**Assigned task:** The required result is one figure, the count of lines below with the string "products" in them.

**Task input:**
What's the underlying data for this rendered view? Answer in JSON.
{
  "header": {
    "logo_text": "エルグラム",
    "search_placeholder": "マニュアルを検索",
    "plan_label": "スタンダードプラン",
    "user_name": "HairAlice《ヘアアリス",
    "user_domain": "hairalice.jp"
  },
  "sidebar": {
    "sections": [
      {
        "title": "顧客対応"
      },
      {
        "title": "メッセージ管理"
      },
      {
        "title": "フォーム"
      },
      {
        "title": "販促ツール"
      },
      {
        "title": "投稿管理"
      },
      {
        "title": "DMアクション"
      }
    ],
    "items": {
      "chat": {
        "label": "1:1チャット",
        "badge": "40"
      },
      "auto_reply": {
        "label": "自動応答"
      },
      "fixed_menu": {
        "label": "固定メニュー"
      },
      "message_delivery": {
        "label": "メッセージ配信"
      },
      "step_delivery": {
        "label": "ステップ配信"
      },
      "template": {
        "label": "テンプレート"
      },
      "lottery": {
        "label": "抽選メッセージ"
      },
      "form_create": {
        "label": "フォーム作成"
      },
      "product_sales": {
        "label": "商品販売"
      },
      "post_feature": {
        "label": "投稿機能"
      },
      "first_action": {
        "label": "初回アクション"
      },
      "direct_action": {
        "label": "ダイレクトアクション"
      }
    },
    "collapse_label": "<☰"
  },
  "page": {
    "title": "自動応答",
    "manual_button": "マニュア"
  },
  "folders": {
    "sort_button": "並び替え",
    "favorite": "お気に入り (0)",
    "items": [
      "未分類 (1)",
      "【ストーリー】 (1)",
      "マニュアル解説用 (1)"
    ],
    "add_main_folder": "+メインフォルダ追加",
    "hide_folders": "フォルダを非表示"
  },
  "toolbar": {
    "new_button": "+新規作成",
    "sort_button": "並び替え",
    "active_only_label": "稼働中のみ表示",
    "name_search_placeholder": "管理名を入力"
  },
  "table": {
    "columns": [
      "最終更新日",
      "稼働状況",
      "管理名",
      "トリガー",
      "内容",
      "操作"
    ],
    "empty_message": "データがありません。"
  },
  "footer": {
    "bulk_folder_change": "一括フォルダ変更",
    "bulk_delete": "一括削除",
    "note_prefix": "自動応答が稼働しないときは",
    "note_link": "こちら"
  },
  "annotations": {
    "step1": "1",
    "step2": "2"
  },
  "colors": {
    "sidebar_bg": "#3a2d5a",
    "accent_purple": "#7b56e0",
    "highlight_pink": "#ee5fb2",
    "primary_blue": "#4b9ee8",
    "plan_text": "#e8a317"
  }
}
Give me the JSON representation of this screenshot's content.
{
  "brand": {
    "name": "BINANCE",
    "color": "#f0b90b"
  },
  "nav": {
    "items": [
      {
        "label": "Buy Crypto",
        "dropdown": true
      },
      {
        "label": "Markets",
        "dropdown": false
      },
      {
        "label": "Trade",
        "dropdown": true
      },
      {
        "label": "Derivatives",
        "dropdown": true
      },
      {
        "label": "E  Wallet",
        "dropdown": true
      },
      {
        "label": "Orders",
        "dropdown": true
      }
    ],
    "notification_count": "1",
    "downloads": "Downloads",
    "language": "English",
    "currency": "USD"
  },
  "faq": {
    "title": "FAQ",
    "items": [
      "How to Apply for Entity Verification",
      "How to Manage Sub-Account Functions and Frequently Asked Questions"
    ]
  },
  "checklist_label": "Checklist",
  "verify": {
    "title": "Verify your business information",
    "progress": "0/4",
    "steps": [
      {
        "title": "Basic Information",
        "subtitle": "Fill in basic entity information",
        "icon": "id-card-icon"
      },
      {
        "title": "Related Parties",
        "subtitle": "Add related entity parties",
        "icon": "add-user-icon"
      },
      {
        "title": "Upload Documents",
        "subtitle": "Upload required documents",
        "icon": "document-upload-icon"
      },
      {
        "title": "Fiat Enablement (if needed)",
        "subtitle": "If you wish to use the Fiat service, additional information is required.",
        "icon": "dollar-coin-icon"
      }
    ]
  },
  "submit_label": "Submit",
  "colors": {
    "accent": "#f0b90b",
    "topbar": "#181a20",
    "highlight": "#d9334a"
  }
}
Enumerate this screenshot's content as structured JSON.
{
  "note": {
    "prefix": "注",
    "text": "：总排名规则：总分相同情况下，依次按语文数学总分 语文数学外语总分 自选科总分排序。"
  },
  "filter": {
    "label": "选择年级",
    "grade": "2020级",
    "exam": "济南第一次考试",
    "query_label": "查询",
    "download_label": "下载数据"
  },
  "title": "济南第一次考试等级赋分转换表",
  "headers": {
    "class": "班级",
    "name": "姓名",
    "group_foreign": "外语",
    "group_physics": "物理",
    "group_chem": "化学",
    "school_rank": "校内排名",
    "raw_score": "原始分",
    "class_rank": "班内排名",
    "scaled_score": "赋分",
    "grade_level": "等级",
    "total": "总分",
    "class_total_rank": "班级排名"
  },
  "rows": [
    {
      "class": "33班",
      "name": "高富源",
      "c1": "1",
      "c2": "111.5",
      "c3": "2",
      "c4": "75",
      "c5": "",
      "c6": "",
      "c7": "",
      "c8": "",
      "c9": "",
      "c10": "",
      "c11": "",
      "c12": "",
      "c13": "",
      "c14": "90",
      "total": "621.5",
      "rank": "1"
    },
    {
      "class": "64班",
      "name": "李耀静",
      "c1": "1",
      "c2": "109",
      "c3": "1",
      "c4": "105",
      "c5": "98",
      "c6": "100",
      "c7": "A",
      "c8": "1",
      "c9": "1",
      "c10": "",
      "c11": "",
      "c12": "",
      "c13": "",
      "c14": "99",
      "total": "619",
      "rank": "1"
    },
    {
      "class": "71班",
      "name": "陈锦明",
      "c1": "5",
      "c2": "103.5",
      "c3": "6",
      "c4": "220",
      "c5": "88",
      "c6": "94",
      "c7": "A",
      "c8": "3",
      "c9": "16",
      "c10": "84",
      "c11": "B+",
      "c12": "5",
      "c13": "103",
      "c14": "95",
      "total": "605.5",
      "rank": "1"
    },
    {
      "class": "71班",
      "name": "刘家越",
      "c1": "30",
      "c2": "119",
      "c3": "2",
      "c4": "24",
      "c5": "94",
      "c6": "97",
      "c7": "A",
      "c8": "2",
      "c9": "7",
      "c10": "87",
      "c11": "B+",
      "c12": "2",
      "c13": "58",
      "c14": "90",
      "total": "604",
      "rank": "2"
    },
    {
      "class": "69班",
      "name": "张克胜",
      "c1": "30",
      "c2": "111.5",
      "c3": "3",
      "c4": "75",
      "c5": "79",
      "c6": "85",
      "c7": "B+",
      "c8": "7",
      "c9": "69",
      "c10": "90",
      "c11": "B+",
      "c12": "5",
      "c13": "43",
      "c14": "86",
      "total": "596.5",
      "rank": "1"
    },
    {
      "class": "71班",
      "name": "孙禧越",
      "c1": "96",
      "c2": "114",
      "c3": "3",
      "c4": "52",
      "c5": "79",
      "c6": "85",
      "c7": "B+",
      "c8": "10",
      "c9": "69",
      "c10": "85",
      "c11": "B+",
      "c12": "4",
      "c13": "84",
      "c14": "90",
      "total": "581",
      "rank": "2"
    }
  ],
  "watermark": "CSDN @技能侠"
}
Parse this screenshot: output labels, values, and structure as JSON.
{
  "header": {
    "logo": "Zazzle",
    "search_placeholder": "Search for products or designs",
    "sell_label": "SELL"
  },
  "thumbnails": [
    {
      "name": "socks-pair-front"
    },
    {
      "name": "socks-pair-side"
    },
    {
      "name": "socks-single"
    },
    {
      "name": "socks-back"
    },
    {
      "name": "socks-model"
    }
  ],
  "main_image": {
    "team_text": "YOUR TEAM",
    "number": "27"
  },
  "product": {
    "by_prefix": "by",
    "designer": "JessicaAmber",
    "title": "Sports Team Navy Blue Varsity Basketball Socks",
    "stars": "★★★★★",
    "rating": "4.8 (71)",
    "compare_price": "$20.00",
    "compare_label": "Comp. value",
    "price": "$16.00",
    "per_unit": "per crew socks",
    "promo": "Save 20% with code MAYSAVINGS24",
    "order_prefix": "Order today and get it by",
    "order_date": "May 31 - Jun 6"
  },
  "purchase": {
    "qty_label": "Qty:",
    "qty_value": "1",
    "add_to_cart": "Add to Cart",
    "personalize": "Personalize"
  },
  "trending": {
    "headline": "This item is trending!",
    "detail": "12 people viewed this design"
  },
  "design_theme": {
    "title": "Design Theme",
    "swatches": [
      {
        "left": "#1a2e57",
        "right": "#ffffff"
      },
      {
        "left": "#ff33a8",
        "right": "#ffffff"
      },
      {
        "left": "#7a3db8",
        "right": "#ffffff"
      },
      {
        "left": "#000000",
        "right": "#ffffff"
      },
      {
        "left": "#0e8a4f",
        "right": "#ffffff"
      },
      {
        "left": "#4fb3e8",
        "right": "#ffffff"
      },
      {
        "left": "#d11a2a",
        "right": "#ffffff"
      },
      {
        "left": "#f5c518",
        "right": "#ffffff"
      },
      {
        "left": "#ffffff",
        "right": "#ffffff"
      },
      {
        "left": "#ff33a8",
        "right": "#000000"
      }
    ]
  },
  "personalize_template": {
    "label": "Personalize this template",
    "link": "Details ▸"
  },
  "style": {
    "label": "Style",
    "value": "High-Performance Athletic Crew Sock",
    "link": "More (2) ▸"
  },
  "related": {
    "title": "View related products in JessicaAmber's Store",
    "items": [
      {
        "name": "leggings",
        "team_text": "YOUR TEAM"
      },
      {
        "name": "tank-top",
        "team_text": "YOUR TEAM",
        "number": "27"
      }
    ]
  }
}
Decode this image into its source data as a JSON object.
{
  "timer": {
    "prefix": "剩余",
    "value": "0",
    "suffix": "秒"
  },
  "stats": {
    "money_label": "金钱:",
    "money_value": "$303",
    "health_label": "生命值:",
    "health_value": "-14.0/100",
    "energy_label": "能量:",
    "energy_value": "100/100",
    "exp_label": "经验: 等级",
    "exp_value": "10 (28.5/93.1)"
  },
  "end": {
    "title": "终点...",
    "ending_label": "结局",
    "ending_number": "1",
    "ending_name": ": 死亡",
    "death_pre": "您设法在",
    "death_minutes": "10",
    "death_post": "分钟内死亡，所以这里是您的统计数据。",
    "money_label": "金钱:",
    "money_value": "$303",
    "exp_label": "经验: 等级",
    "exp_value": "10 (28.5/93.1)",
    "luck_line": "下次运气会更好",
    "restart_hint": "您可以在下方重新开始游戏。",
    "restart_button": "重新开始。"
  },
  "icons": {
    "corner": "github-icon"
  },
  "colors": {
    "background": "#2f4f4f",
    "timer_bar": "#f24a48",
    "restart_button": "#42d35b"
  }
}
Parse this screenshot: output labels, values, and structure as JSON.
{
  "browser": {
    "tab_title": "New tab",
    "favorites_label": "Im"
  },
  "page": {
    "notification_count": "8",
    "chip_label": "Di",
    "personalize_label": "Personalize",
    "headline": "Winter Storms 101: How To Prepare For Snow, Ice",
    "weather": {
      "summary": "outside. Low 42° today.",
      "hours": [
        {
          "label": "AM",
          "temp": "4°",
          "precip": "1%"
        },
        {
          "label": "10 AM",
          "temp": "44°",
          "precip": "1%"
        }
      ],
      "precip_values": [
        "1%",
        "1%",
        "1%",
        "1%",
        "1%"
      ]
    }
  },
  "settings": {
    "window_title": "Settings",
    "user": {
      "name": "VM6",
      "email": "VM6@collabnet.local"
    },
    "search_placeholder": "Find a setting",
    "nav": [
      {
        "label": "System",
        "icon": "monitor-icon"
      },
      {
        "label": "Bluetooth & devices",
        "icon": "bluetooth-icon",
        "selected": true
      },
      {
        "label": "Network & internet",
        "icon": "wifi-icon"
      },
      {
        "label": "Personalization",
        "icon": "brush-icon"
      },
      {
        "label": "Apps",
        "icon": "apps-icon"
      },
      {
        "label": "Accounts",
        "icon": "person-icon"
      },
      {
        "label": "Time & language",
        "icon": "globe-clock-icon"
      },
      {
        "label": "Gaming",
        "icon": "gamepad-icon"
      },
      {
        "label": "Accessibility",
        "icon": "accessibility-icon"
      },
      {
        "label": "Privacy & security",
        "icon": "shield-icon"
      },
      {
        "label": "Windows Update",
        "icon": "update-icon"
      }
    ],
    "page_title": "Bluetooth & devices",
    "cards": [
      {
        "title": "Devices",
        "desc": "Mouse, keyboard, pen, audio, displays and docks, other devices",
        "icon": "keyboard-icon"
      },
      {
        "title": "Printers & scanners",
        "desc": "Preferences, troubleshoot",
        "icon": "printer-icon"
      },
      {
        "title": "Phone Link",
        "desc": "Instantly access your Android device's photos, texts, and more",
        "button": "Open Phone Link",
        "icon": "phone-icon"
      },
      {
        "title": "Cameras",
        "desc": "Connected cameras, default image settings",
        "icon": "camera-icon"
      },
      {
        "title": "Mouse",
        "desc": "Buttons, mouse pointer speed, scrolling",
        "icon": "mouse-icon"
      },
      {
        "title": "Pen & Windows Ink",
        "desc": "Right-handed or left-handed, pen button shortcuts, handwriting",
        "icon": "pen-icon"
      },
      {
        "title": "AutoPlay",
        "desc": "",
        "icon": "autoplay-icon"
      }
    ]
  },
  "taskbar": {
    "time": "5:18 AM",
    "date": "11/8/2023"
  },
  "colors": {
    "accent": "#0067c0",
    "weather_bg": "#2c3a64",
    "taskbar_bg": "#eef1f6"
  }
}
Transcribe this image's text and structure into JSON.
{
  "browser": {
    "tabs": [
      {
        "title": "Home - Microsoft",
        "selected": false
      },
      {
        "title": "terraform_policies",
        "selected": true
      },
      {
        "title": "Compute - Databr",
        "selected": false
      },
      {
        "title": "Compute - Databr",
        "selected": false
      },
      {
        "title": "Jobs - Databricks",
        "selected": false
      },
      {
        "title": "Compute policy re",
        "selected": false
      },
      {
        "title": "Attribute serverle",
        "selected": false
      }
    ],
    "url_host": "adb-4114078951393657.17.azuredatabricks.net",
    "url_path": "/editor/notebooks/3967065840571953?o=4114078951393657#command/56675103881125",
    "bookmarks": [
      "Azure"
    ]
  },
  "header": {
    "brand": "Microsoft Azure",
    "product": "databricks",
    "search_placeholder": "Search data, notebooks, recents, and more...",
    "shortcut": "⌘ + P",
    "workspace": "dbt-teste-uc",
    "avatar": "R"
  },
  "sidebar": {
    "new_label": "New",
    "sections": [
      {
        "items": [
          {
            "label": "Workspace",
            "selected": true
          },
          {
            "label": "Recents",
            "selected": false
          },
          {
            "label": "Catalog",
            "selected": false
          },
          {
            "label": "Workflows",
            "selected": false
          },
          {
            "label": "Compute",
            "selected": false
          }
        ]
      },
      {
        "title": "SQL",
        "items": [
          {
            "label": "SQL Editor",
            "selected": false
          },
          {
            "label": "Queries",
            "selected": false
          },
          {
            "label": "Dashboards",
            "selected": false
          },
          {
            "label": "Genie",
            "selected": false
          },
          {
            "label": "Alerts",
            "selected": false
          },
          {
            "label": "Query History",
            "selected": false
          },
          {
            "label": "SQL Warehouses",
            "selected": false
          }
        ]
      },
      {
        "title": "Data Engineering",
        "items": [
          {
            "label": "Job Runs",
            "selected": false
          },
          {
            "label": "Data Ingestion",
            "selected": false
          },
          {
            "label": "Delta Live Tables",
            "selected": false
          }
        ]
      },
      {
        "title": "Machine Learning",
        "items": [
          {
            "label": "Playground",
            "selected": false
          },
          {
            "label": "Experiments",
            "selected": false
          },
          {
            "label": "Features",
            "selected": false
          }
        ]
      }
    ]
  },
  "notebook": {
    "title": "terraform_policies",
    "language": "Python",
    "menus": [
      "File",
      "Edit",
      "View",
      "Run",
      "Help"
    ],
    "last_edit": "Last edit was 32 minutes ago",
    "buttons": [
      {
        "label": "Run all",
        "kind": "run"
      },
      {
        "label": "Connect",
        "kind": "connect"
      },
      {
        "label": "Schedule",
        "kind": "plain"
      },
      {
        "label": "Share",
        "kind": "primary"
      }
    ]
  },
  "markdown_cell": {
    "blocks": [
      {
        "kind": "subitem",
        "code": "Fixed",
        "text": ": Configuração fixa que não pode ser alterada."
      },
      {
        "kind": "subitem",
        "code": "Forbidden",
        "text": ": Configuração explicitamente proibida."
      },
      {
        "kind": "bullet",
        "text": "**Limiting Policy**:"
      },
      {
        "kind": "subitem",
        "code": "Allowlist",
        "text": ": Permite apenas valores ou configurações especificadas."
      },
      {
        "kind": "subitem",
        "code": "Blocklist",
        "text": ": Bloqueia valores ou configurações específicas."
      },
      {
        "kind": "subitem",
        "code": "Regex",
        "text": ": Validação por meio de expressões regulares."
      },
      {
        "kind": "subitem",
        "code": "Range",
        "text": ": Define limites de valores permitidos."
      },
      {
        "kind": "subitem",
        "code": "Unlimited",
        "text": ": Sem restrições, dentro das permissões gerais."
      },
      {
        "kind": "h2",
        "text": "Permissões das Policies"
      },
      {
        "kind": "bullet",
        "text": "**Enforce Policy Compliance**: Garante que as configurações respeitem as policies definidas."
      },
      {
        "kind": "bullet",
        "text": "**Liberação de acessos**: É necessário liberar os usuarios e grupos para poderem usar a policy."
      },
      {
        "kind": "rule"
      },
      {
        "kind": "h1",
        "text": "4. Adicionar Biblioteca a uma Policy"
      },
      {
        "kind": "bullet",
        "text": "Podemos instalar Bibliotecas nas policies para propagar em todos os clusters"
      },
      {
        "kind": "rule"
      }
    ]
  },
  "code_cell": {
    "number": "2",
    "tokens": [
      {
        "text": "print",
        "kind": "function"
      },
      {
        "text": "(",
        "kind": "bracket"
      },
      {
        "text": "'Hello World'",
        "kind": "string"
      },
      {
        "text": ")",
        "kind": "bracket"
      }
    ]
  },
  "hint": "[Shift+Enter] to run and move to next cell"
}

**Written reply:** 2